The truth is, it takes a lot of experience just for me to be able to write so candidly about all this. I remember a while back, when a younger lawyer and I spoke. He first complimented me on this blog, and then asked me some questions (I’m assuming he figured that I was a nice guy just through the tone of my articles, and I took that as a compliment). He was curious why I was so open about the fact that nobody is really at risk for jail in a 1st offense DUI and why I would even acknowledge that jail is possible in other cases. Of course, my reply involved all kinds of platitudes about truthfulness and all that, but I also told him that the bottom line is that most people have a good idea of what’s going on, anyway. Some people will shop for what they want to hear, and will hire a lawyer who tells them that, no matter what. Most people, though, have a gut instinct that, in a 1st offense case, they probably won’t go to jail anyway. By being honest about that, it’s not like I lose any business by not scaring people enough to hire me; quite the opposite, I get more business because precisely because I am being honest about it, and that kind of candor makes me stand apart from the rest of the crowd. When it comes to a 2nd offense DUI, it would be easy, of course, for me to go on and on about all the things that could be wrong with the case, and how we can use that to get the case dismissed, but the truth is that the police don’t usually screw up DUI arrests so bad that Judges toss them out of court in any significant numbers, although every lawyer should always look, and look hard, for a way out of every case. If a potential client is sharp enough to really do his or her homework, then they’ll realize that I’m merely telling the truth about all this, and being more candid than those lawyers who discuss 2nd offense DUI cases without even mentioning jail, or examining the possibility of it (beyond saying meaningless things like “avoid jail!”).

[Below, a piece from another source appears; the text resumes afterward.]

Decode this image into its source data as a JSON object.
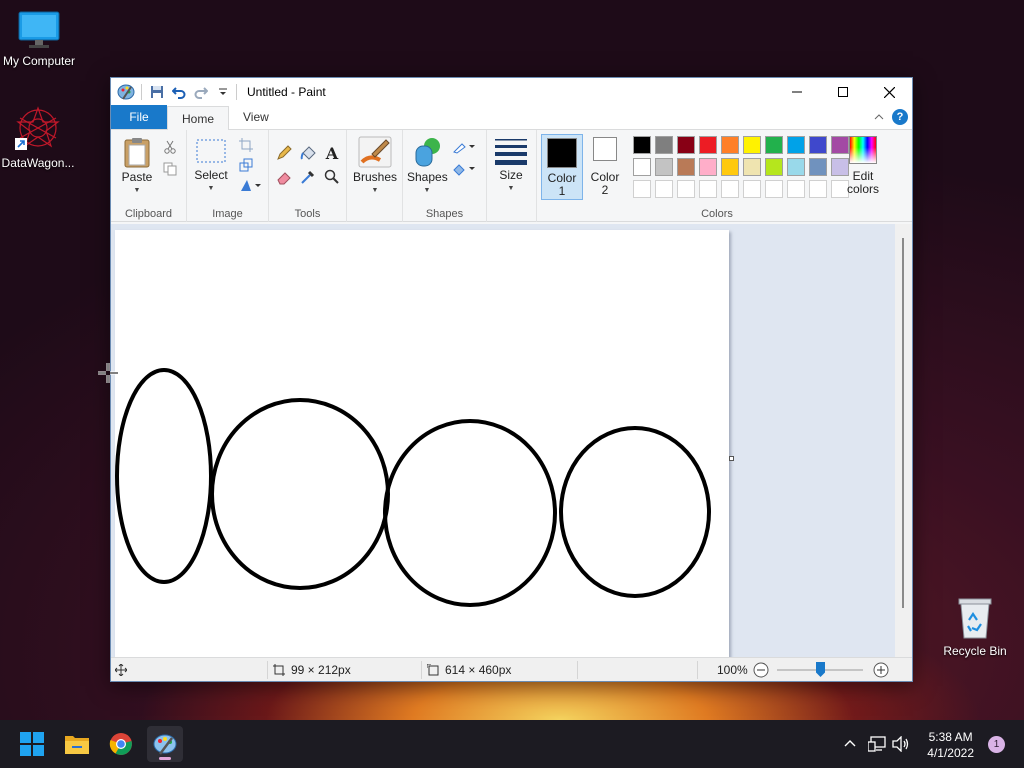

Of course beyond the “where” factor of your current case and the prior record that you either do or don’t bring to the party, we must also consider the facts involved in your new charge. If you were blackout drunk, crashed into a nursery school playground and ran over little Timmy, well, you should bring a toothbrush when you show up for sentencing. If, however, you were reasonably cooperative with the police officer and didn’t do anything incredibly stupid, your situation is much better. I’m not trying to avoid a deeper examination here, but the fact is that there are about 100 million things that can affect your case for better or worse. Just as the effect of any prior record can be best estimated with a confident “it depends,” so too do the circumstances surrounding your new case.
The takeaway from all of this is that jail is possibility in a 2nd offense DUI, and the likelihood of it depends on 3 primary things, in descending order: First, where your case is pending, second, the kind of prior record (besides your last DUI) you do or don’t have, and third, the facts and circumstances of your new charge.
If you are facing a DUI in any court within the Metro-Detroit, Tri-County (Wayne, Oakland or Macomb) area, I can help. If you’re looking to hire a lawyer, do your homework. Read around. Look for honest and real information. When you’re ready to really learn more, start checking around. All of my consultation are done over the phone, right when you call, and you can reach my office Monday through Friday, from 8:30 a.m. until 5:00 p.m., at (586) 465-1980. We’re here to help.